Ever find yourself relying on using non-natural firelighters a lot due to their convenience? I do as I normally have a lot to organise before courses and using natural methods every time when I have a class can be time consuming when things are damp.
This is the first of two blogs on natural firelighters I like to use and how to make them. I like to prepare them well in advance of trips, pack them away in my bergen and use them instead of the likes of cotton wool and Vaseline (my usual non-natural method).
I came across a number of years ago a small section in Ray Mears book Essential Bushcraft on using a Birch bark fan. Ray recommended folding pieces of bark into a fan shape to stop the bark curling up quickly and becoming impossible to handle when it was lit.
I teach this method to my cadets however if I have time I like to add some melted spruce resin to these fans. This really extends the life of the fan giving me a better chance to get my fire going (great for these damp days) and because the resin soon hardens the fans they do not fall apart or deform so much when carried in a bag.
Removing the Bark
If you have a semi rotted birch log then the bark should come off easily however if it is a freshly felled log things may get a little more difficult for you. Here in the UK the birch bark can be quite thin and more difficult to remove than the thicker bark of birch trees you would find in more northern climes.
I mark out small squares with my knife and if the bark does not peel off easily I use a small batten to gently hammer the bark. This gentle hammering helps to loosen the inner bark from the sapwood.
Also having a wooden wedge helps to peel the bark of but mostly I tend to just use the curved part of my knife. Some folk say it is better to use the back of the tip of your knife but I find the curved part works well for me. The main thing is to take your time and remove the inner and outer bark from the sap wood.
Remove the Inner Bark
When I have removed a small square I gently remove the inner bark. Again do this job slowly removing the inner bark in small pieces.

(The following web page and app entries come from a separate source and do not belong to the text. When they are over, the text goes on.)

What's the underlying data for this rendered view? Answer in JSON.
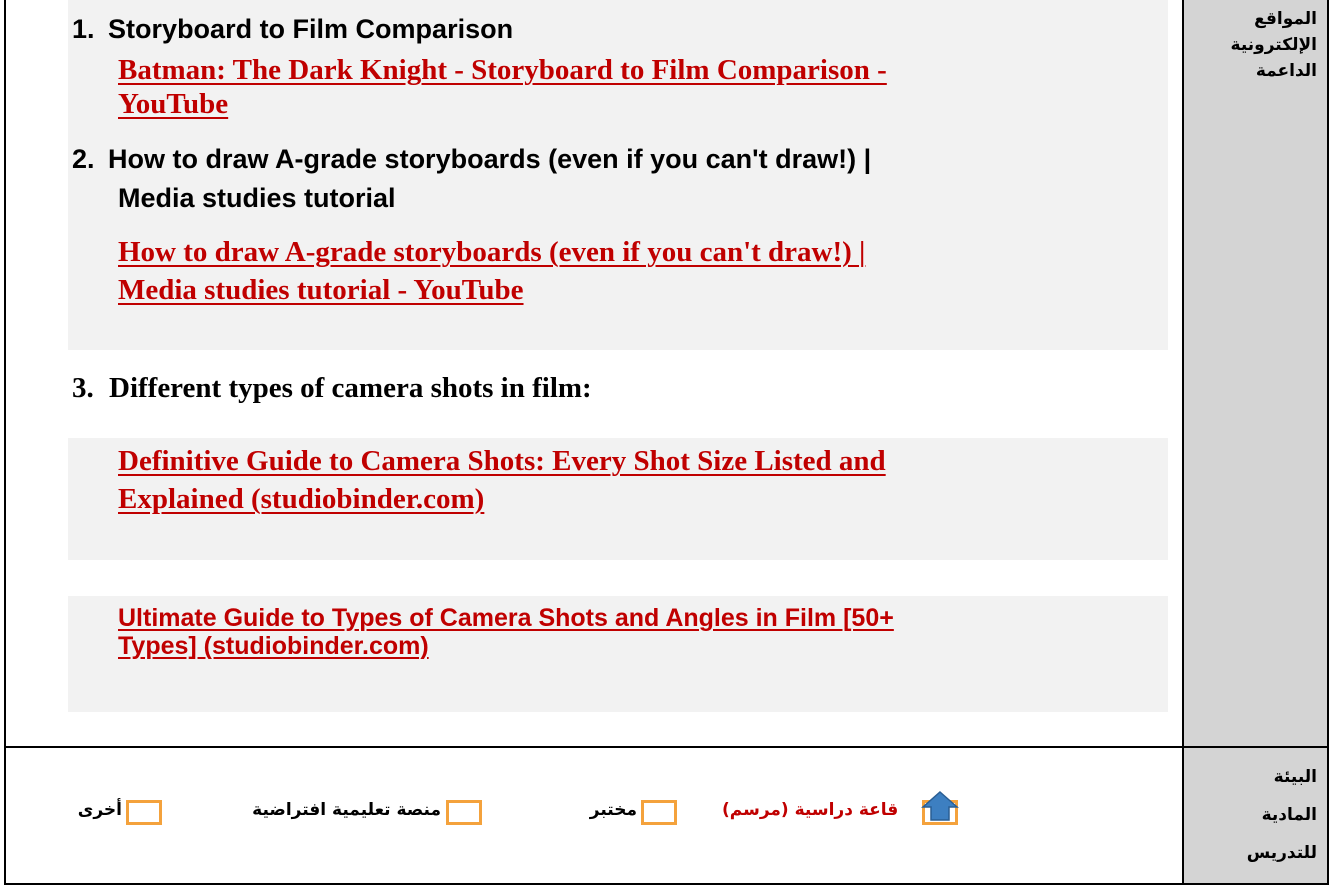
{
  "websites_section": {
    "label_line1": "المواقع",
    "label_line2": "الإلكترونية",
    "label_line3": "الداعمة",
    "items": [
      {
        "number": "1.",
        "title": "Storyboard to Film Comparison",
        "link_line1": "Batman: The Dark Knight - Storyboard to Film Comparison -",
        "link_line2": "YouTube"
      },
      {
        "number": "2.",
        "title_line1": "How to draw A-grade storyboards (even if you can't draw!) |",
        "title_line2": "Media studies tutorial",
        "link_line1": "How to draw A-grade storyboards (even if you can't draw!) |",
        "link_line2": "Media studies tutorial - YouTube"
      },
      {
        "number": "3.",
        "title": "Different types of camera shots in film:",
        "link1_line1": "Definitive Guide to Camera Shots: Every Shot Size Listed and",
        "link1_line2": "Explained (studiobinder.com)",
        "link2_line1": "Ultimate Guide to Types of Camera Shots and Angles in Film [50+",
        "link2_line2": "Types] (studiobinder.com)"
      }
    ]
  },
  "environment_section": {
    "label_line1": "البيئة",
    "label_line2": "المادية",
    "label_line3": "للتدريس",
    "options": [
      {
        "label": "قاعة دراسية (مرسم)",
        "checked": true,
        "color": "#c00000"
      },
      {
        "label": "مختبر",
        "checked": false,
        "color": "#000000"
      },
      {
        "label": "منصة تعليمية افتراضية",
        "checked": false,
        "color": "#000000"
      },
      {
        "label": "أخرى",
        "checked": false,
        "color": "#000000"
      }
    ]
  },
  "colors": {
    "link": "#c00000",
    "label_bg": "#d4d4d4",
    "checkbox_border": "#f4a23c",
    "check_arrow": "#3d7fc1"
  }
}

It is very easy when using thin bark to rip the outer bark.
Folding the Fan
To make your fan start folding your square as if you were making a very small fan – not much more you can say about that 🙂
Keep a hold on one end and with a strip of bark tie off the other end. They do not take long to make and are soon ready for the resin.
Here in the UK a handy and plentiful resource is Spruce resin. There are lots of conifer plantations where I live and a common tree in them is the Spruce. I keep an eye out for areas where the foresters have been using tractors to thin out the spruce as they tend to damage lower branches on trees they pass by.
To help heal itself the trees produce copious amounts of resin and this is full of oils that are flammable. By taking a little from different sites (I use a stick to scrape the resin) I can soon have plenty to melt and coat the Birch bark fans and leave plenty for the trees.
I just use a couple of tins (the inner tin has lots of little holes) to melt the resin by my campfire (I have documented this process in How To…. Spruce Pitch in a Tin Can) and dunk the tail of the fan into this hot liquid (good gloves or tongs are required here).
Once the tail is covered I pour some of the resin onto the area of the fan by the tail leaving the top of the fan clear of resin.
I find this combination works for me as the folds stop the bark from curling straight away and when the flame reaches the resin it burns for far longer.
I put a little video together on this to show you the process from start to finish.
The next post in this short series will be on making a woven Birch bark firelighter (again with Spruce resin).